Two district education councils voted to close three schools and merge two others on Thursday night, decisions that are already prompting local criticism.
The Anglophone West District Education Council, meanwhile, voted to close Coles Island School.
The council also voted to merge the elementary and high schools in Stanley, which are located in the same building.
While the final decision on the school closures now rests with Education Minister Serge Rousselle, the councils’ decisions are causing concern from elected members and parents in the affected communities.
Coles Island School is a K-5 school and has 30 students.
Sabrina McFarland, the chair of the school's parent support committee, said she was “very disappointed” with the council’s vote.
“What they have chosen to do, they took finances into their own hands and not our children’s education in their lives,” she said.
“I do know that over 50 per cent of parents of Coles Island have said that they will be home schooling.”
Parent Melissa Robertson just heard how the news will affect her son.
"It's a little worrisome actually, because he has ADHD and he's going to have to now be one a bus up to an hour each way on the bus," she said. "I have a hard time getting him to sit still going to the grocery store I can't imagine being on a school bus and trying to keep him entertained."
Robertson hopes this isn't the final word.
"It's a little scary because I have four who will now be on the bus until supper time every day and right now my husband is out west, so it's just me," she said. "I don't have a vehicle so, that leaves me with two and a half hours to do homework, bath, everything."
Students from Coles Island would go to either Chipman or Cambridge Narrows. The elementary school is Chipman is 40 kilometres away while the K-12 school in Cambridge Narrows is 22 kilometres away.
Conservatives call for freeze on closures

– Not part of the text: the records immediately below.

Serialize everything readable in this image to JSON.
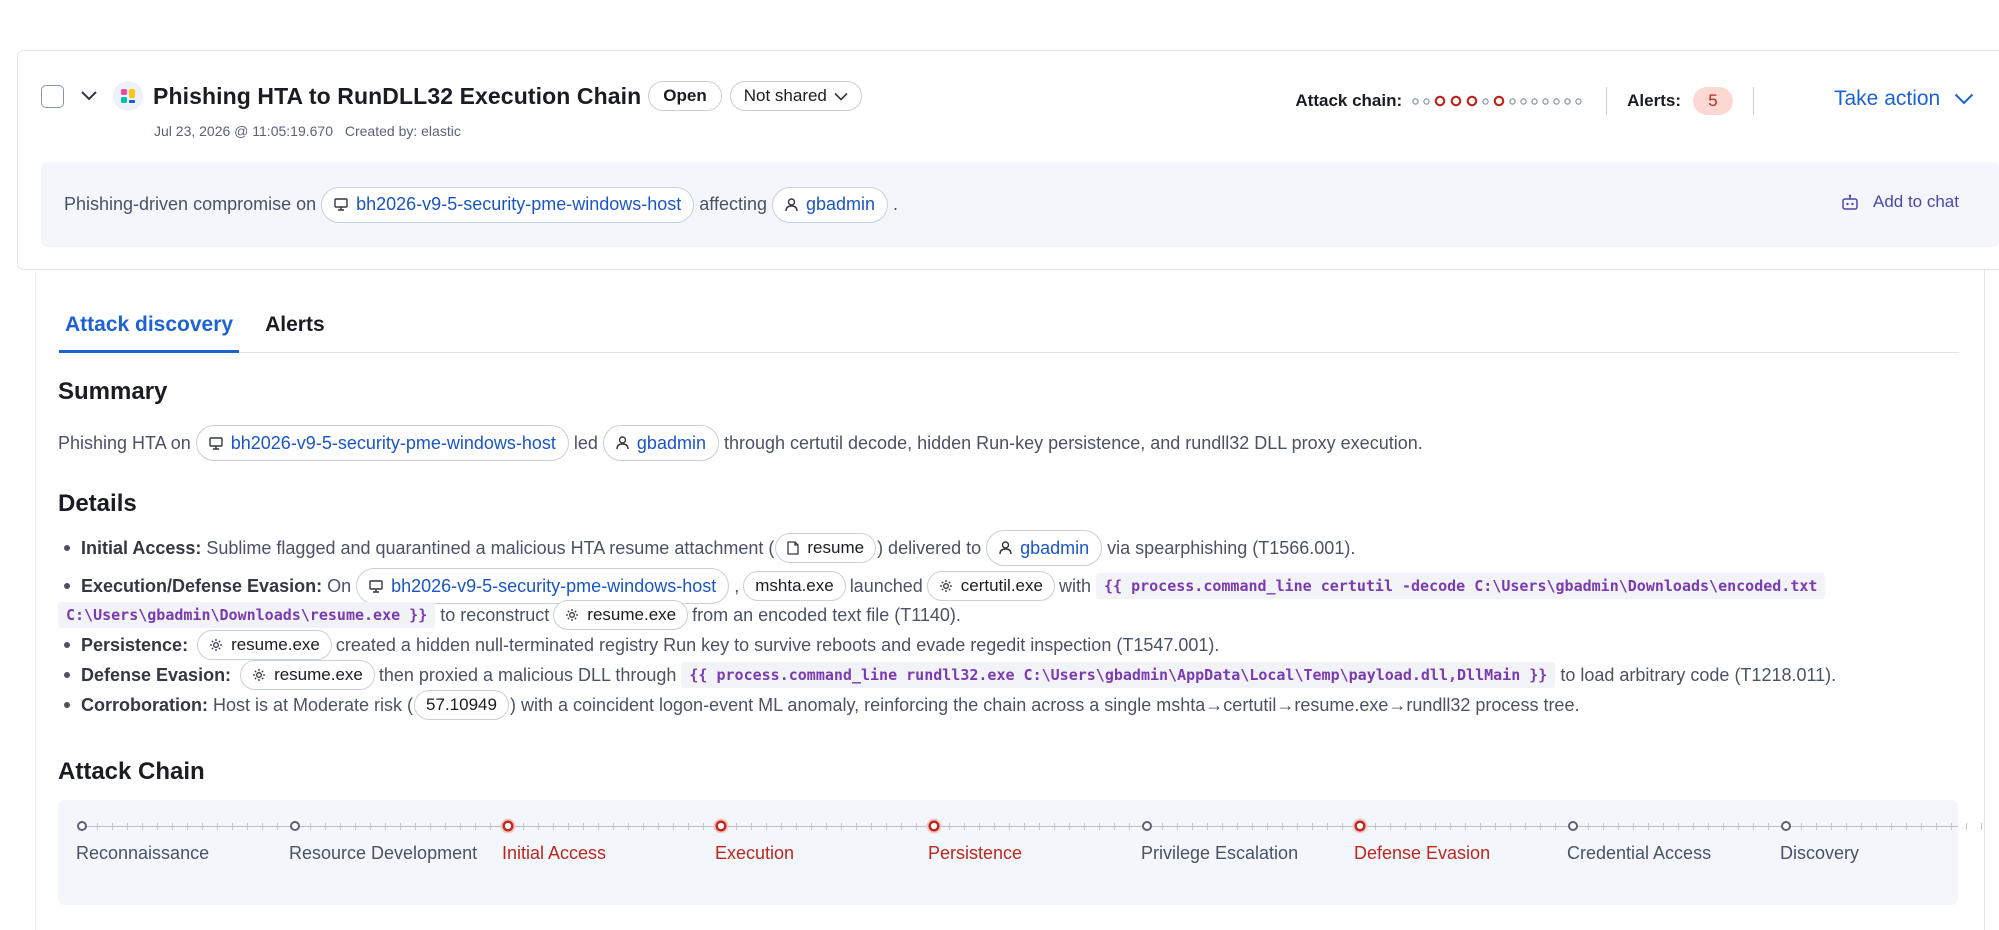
{
  "header": {
    "title": "Phishing HTA to RunDLL32 Execution Chain",
    "status": "Open",
    "sharing": "Not shared",
    "timestamp": "Jul 23, 2026 @ 11:05:19.670",
    "created_by": "Created by: elastic",
    "attack_chain_label": "Attack chain:",
    "alerts_label": "Alerts:",
    "alerts_count": "5",
    "take_action": "Take action"
  },
  "summary_bar": {
    "prefix": "Phishing-driven compromise on",
    "host": "bh2026-v9-5-security-pme-windows-host",
    "middle": "affecting",
    "user": "gbadmin",
    "suffix": ".",
    "add_to_chat": "Add to chat"
  },
  "tabs": [
    "Attack discovery",
    "Alerts"
  ],
  "summary": {
    "heading": "Summary",
    "prefix": "Phishing HTA on",
    "host": "bh2026-v9-5-security-pme-windows-host",
    "middle": "led",
    "user": "gbadmin",
    "suffix": "through certutil decode, hidden Run-key persistence, and rundll32 DLL proxy execution."
  },
  "details": {
    "heading": "Details",
    "initial_access": {
      "label": "Initial Access:",
      "t1": "Sublime flagged and quarantined a malicious HTA resume attachment (",
      "file": "resume",
      "t2": ") delivered to",
      "user": "gbadmin",
      "t3": "via spearphishing (T1566.001)."
    },
    "execution": {
      "label": "Execution/Defense Evasion:",
      "t1": "On",
      "host": "bh2026-v9-5-security-pme-windows-host",
      "comma": ",",
      "proc1": "mshta.exe",
      "t2": "launched",
      "proc2": "certutil.exe",
      "t3": "with",
      "code1": "{{ process.command_line certutil -decode C:\\Users\\gbadmin\\Downloads\\encoded.txt",
      "code2": "C:\\Users\\gbadmin\\Downloads\\resume.exe }}",
      "t4": "to reconstruct",
      "proc3": "resume.exe",
      "t5": "from an encoded text file (T1140)."
    },
    "persistence": {
      "label": "Persistence:",
      "proc": "resume.exe",
      "text": "created a hidden null-terminated registry Run key to survive reboots and evade regedit inspection (T1547.001)."
    },
    "defense_evasion": {
      "label": "Defense Evasion:",
      "proc": "resume.exe",
      "t1": "then proxied a malicious DLL through",
      "code": "{{ process.command_line rundll32.exe C:\\Users\\gbadmin\\AppData\\Local\\Temp\\payload.dll,DllMain }}",
      "t2": "to load arbitrary code (T1218.011)."
    },
    "corroboration": {
      "label": "Corroboration:",
      "t1": "Host is at Moderate risk (",
      "score": "57.10949",
      "t2": ") with a coincident logon-event ML anomaly, reinforcing the chain across a single mshta→certutil→resume.exe→rundll32 process tree."
    }
  },
  "attack_chain": {
    "heading": "Attack Chain",
    "stages": [
      {
        "name": "Reconnaissance",
        "hit": false
      },
      {
        "name": "Resource Development",
        "hit": false
      },
      {
        "name": "Initial Access",
        "hit": true
      },
      {
        "name": "Execution",
        "hit": true
      },
      {
        "name": "Persistence",
        "hit": true
      },
      {
        "name": "Privilege Escalation",
        "hit": false
      },
      {
        "name": "Defense Evasion",
        "hit": true
      },
      {
        "name": "Credential Access",
        "hit": false
      },
      {
        "name": "Discovery",
        "hit": false
      }
    ],
    "mini_chain_hits": [
      false,
      false,
      true,
      true,
      true,
      false,
      true,
      false,
      false,
      false,
      false,
      false,
      false,
      false
    ]
  },
  "colors": {
    "accent": "#1d62d3",
    "danger": "#bd271e",
    "code": "#7a3ab2"
  }
}
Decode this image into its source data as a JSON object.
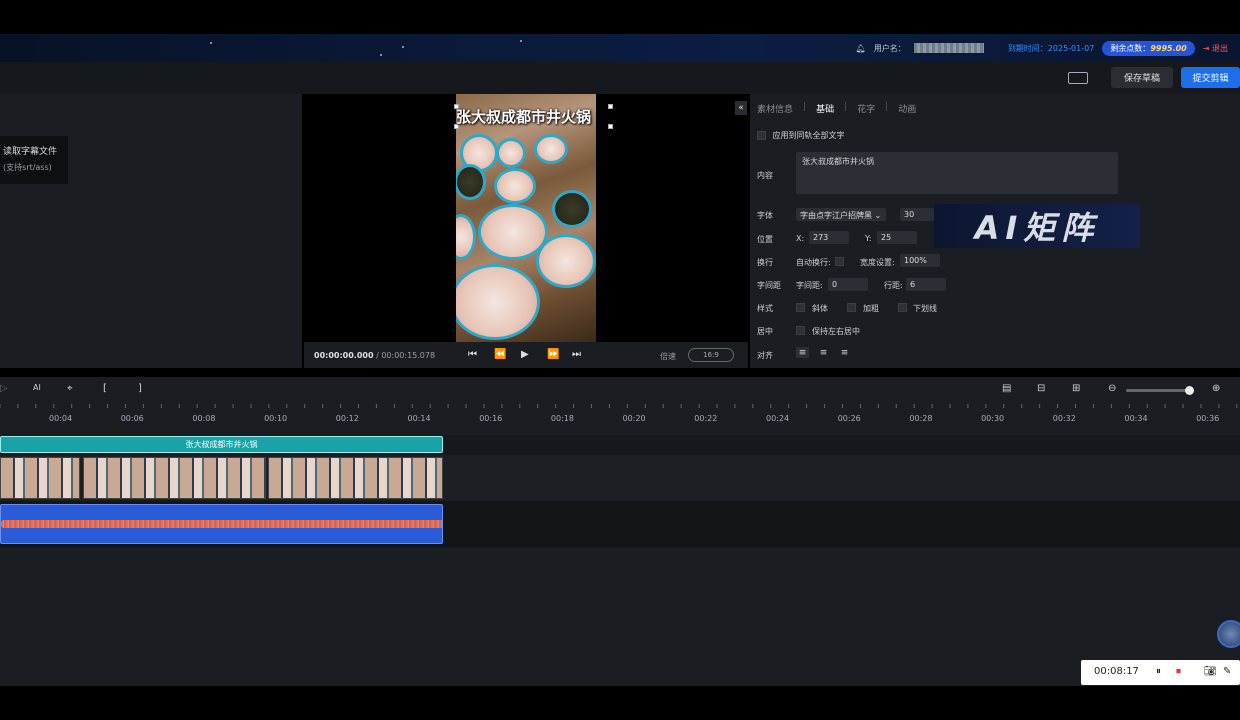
{
  "header": {
    "username_label": "用户名：",
    "expire_label": "到期时间：2025-01-07",
    "points_label": "剩余点数：",
    "points_value": "9995.00",
    "logout": "退出"
  },
  "actions": {
    "save": "保存草稿",
    "submit": "提交剪辑"
  },
  "left_panel": {
    "read_subtitle": "读取字幕文件",
    "support": "(支持srt/ass)"
  },
  "preview": {
    "overlay_title": "张大叔成都市井火锅",
    "time_current": "00:00:00.000",
    "time_total": " / 00:00:15.078",
    "speed_label": "倍速",
    "ratio": "16:9"
  },
  "props": {
    "tabs": [
      "素材信息",
      "基础",
      "花字",
      "动画"
    ],
    "active_tab": 1,
    "apply_all": "应用到同轨全部文字",
    "content_label": "内容",
    "content_value": "张大叔成都市井火锅",
    "font_label": "字体",
    "font_value": "字由点字江户招牌黑",
    "font_size": "30",
    "position_label": "位置",
    "x_label": "X:",
    "x_value": "273",
    "y_label": "Y:",
    "y_value": "25",
    "wrap_label": "换行",
    "auto_wrap": "自动换行:",
    "width_setting": "宽度设置:",
    "width_value": "100%",
    "spacing_label": "字间距",
    "char_spacing": "字间距:",
    "char_spacing_value": "0",
    "line_spacing": "行距:",
    "line_spacing_value": "6",
    "style_label": "样式",
    "italic": "斜体",
    "bold": "加粗",
    "underline": "下划线",
    "center_label": "居中",
    "keep_center": "保持左右居中",
    "align_label": "对齐"
  },
  "watermark": "AI矩阵",
  "timeline": {
    "ticks": [
      "00:04",
      "00:06",
      "00:08",
      "00:10",
      "00:12",
      "00:14",
      "00:16",
      "00:18",
      "00:20",
      "00:22",
      "00:24",
      "00:26",
      "00:28",
      "00:30",
      "00:32",
      "00:34",
      "00:36"
    ],
    "text_clip": "张大叔成都市井火锅"
  },
  "recorder": {
    "time": "00:08:17"
  },
  "colors": {
    "accent": "#1c6fe8",
    "text_clip": "#1aa3a6",
    "audio_clip": "#2a5bd8"
  }
}
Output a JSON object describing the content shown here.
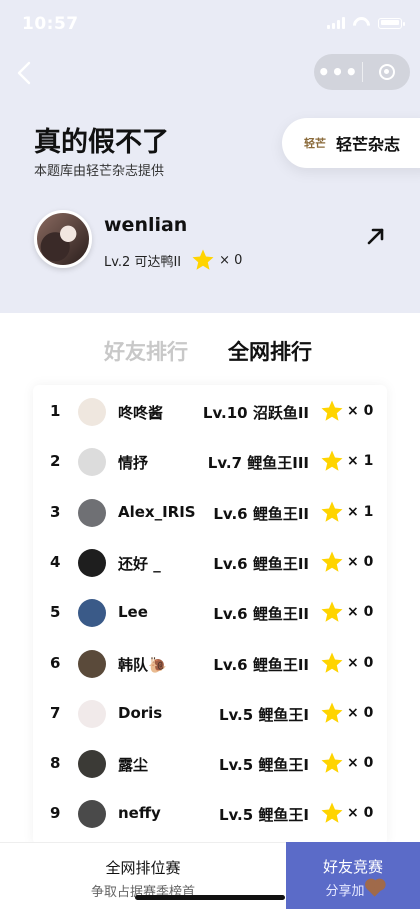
{
  "status": {
    "time": "10:57"
  },
  "header": {
    "title": "真的假不了",
    "subtitle": "本题库由轻芒杂志提供",
    "brand_logo": "轻芒",
    "brand_name": "轻芒杂志",
    "menu_icon": "more-dots-icon",
    "close_icon": "record-icon"
  },
  "user": {
    "name": "wenlian",
    "level": "Lv.2 可达鸭II",
    "stars": "× 0"
  },
  "tabs": {
    "friends": "好友排行",
    "global": "全网排行",
    "active": "global"
  },
  "ranking": [
    {
      "rank": "1",
      "name": "咚咚酱",
      "level": "Lv.10 沼跃鱼II",
      "stars": "× 0",
      "avatar_color": "#efe7df"
    },
    {
      "rank": "2",
      "name": "情抒",
      "level": "Lv.7 鲤鱼王III",
      "stars": "× 1",
      "avatar_color": "#dcdcdc"
    },
    {
      "rank": "3",
      "name": "Alex_IRIS",
      "level": "Lv.6 鲤鱼王II",
      "stars": "× 1",
      "avatar_color": "#6f7074"
    },
    {
      "rank": "4",
      "name": "还好 _",
      "level": "Lv.6 鲤鱼王II",
      "stars": "× 0",
      "avatar_color": "#1e1e1e"
    },
    {
      "rank": "5",
      "name": "Lee",
      "level": "Lv.6 鲤鱼王II",
      "stars": "× 0",
      "avatar_color": "#3a5a88"
    },
    {
      "rank": "6",
      "name": "韩队🐌",
      "level": "Lv.6 鲤鱼王II",
      "stars": "× 0",
      "avatar_color": "#5a4a3a"
    },
    {
      "rank": "7",
      "name": "Doris",
      "level": "Lv.5 鲤鱼王I",
      "stars": "× 0",
      "avatar_color": "#f1eaea"
    },
    {
      "rank": "8",
      "name": "露尘",
      "level": "Lv.5 鲤鱼王I",
      "stars": "× 0",
      "avatar_color": "#3b3a36"
    },
    {
      "rank": "9",
      "name": "neffy",
      "level": "Lv.5 鲤鱼王I",
      "stars": "× 0",
      "avatar_color": "#4a4a4a"
    }
  ],
  "bottom": {
    "left_title": "全网排位赛",
    "left_sub": "争取占据赛季榜首",
    "right_title": "好友竞赛",
    "right_sub": "分享加"
  },
  "colors": {
    "accent": "#5b6bc8",
    "header_bg": "#e9ebf5",
    "star": "#ffd400"
  }
}
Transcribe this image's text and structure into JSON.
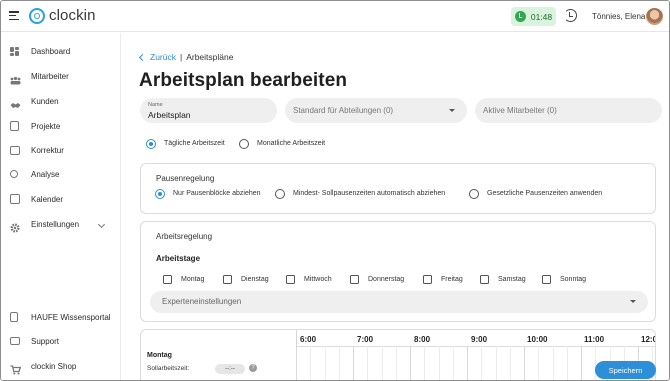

At the Legislature, the Progressive Conservative opposition seemed resigned to the closures. The Tories didn’t raise the issue during Question Period, and the party’s education critic, Gary Crossman, says the school districts now need to ensure a smooth transition for the students.
But Crossman also says he still believes the province should freeze any closures until it releases its promised 10-year education plan.
“I know it’s not easy,” he said. “Things are moving ahead and we need to prepare for that as well.”
Holding off until the plan is ready, even for a few months, would let the province look at other ways to use school buildings and to move teachers around, said Crossman, a former school principal.
“There needs to be some tough decisions down the road,” he said. “My point is: Don’t rush into it.”
Rousselle says that plan will be released “in the near future.”
But the education minister says by law, he has only 30 to 60 days to review the closure recommendations and make a final decision.
“We have to make a decision when we receive a recommendation,” he says.
Rousselle says he will strictly follow the eight criteria in Policy 409 that he must look at when reviewing a closure decision. That includes a closure’s impact on a community.
“This is a question of administrative law,” he says. “I have to receive all the information, and with all the information, I’ll make up my mind.”
The minister says he doesn’t have an estimate on the average cost saving from closing a school.
More study needed, DEC member says
Following the vote to close schools in the Anglophone South district, one council member said these types of votes should be delayed.
Larry Boudreau said he thinks the provincial government needs to do a complete review of infrastructure before good decisions can be made on closing schools.
Boudreau, who lives in Pennfield, voted against closing both Pennfield School and Lorne Middle School.
“It's going to have a huge impact. Obviously the kids have been there, it's a small school and of any school there's always the personal touch there,” he said.
“But there's more when there's small numbers. not only that but the financial impact, I mean for their hot lunches and breakfast programs they buy groceries from the local merchants. So that obviously plays an impact and in a [local service district] it plays an important factor in the centre community as it's used for many resources.”
Students at Pennfield Elementary would have the option to go to either Blacks Harbour or St. George schools.
Both Pennfield Elementary and Lorne Middle have around 50 students.